I asked her what her biggest money challenge was and she said she didn’t know what she should be doing when it came to her money. When I questioned her further she said she tried to save each pay, but she didn’t know how much she should be saving, what she should be doing and if she was doing the right thing.
So if you are getting started in a career or even if it’s a first job or a weekend job, what should you be doing with your weekly wage? How much is the right amount to save and spend?
Unfortunately there’s no neat answer. The answer is: it depends. That’s because if you’re working five nights a week and studying at uni the money you’re earning may all be going on rent, text books and food. Alternatively if you’re living at home and working full-time you might have cash to burn.
Instead of how much is the right amount to save and spend, I think the better question is: what can you afford to save?
You can start to determine what you can afford to save by working out your fixed costs. This might be mortgage, rent or board repayments as well as course fees, fixed travel costs and so on. If this takes up too big a slice perhaps reconsider your living situation where possible and consider bringing in a lodger or moving to cheaper accommodation.
Next, look at the pool left over. Instead of asking, what am I allowed to spend, ask instead what can I afford to save? Challenge yourself to see what is possible. So if you have $500 left over after your fixed expenses each week, then why not see if you can afford to save $250 of that? If you have $100, then perhaps you could save $10 of that. Then the rest can be spent on food, living expenses, going out and so on.
Once you’ve decided on your savings amount, then automatically deduct that amount into a savings account you can’t access with an eftpos card and concentrate on what is left over. After a month, if you find you’re cruising, then either leave things as they are or challenge yourself as to whether you could save more, and increase your automatic deduction.
With anything, it’s always easier when others are involved. So start a money dialogue with your friends and work out what everyone is saving. If none of you are saving, decide to start together and challenge each other. If you all develop good money habits together, it will be much easier than if you’re the only one not spending your entire wage.
All that’s left is to get started. Like with anything, you’ll have good weeks and bad weeks. The trick is to make tweaks, work out your weak spots and adjust. If you need motivation, work out a savings goal so you are incentivised to watch that savings pile grow.
There are no rules when it comes to money, only great habits. One of the best habits is to develop good practices and a good mindset early when it comes to saving.

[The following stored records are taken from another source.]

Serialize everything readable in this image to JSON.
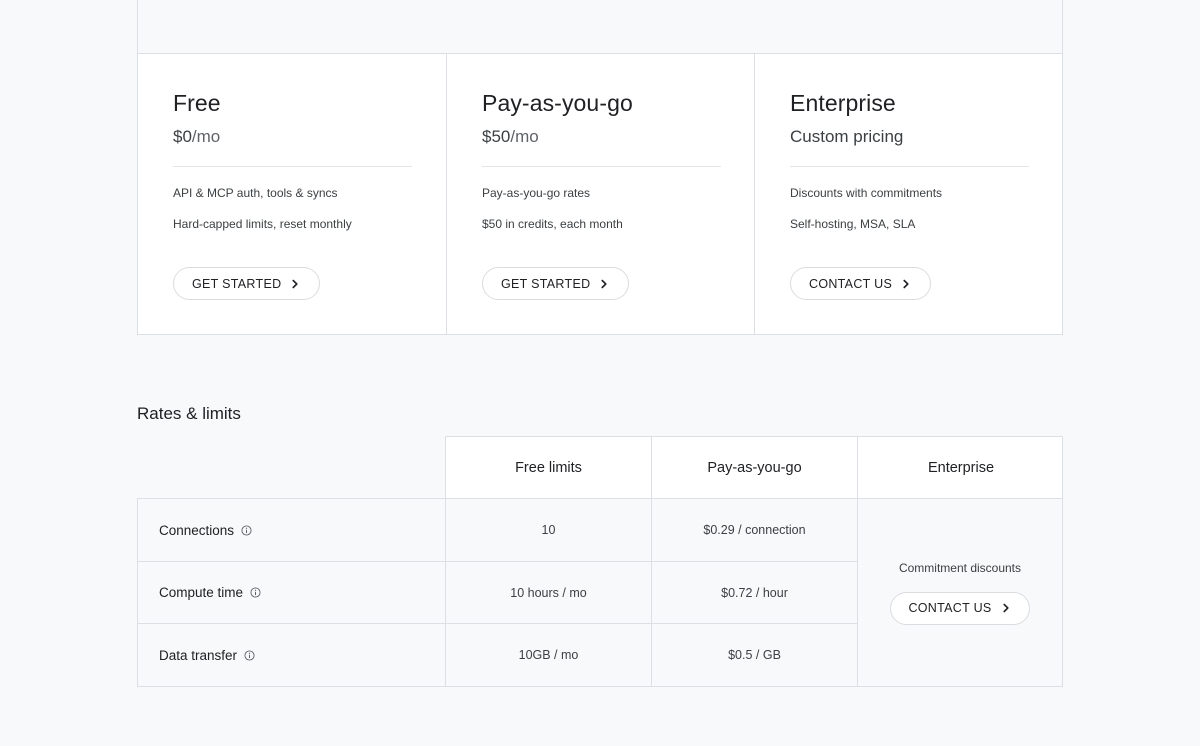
{
  "plans": [
    {
      "name": "Free",
      "price": "$0",
      "per": "/mo",
      "features": [
        "API & MCP auth, tools & syncs",
        "Hard-capped limits, reset monthly"
      ],
      "button": "GET STARTED"
    },
    {
      "name": "Pay-as-you-go",
      "price": "$50",
      "per": "/mo",
      "features": [
        "Pay-as-you-go rates",
        "$50 in credits, each month"
      ],
      "button": "GET STARTED"
    },
    {
      "name": "Enterprise",
      "price": "Custom pricing",
      "per": "",
      "features": [
        "Discounts with commitments",
        "Self-hosting, MSA, SLA"
      ],
      "button": "CONTACT US"
    }
  ],
  "rates": {
    "title": "Rates & limits",
    "headers": [
      "Free limits",
      "Pay-as-you-go",
      "Enterprise"
    ],
    "rows": [
      {
        "label": "Connections",
        "free": "10",
        "payg": "$0.29 / connection"
      },
      {
        "label": "Compute time",
        "free": "10 hours / mo",
        "payg": "$0.72 / hour"
      },
      {
        "label": "Data transfer",
        "free": "10GB / mo",
        "payg": "$0.5 / GB"
      }
    ],
    "enterprise_text": "Commitment discounts",
    "enterprise_button": "CONTACT US"
  },
  "icons": {
    "button_chevron": "chevron-right-icon",
    "row_info": "info-icon"
  },
  "colors": {
    "background": "#f8f9fa",
    "card": "#ffffff",
    "border": "#dcdfe3",
    "text": "#202124"
  }
}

Melissa Browne is an accountant, adviser,author and shoe addict. Twitter: @melbrowne_
"The answer is: it depends."Melissa Browne
David Potts is on leave.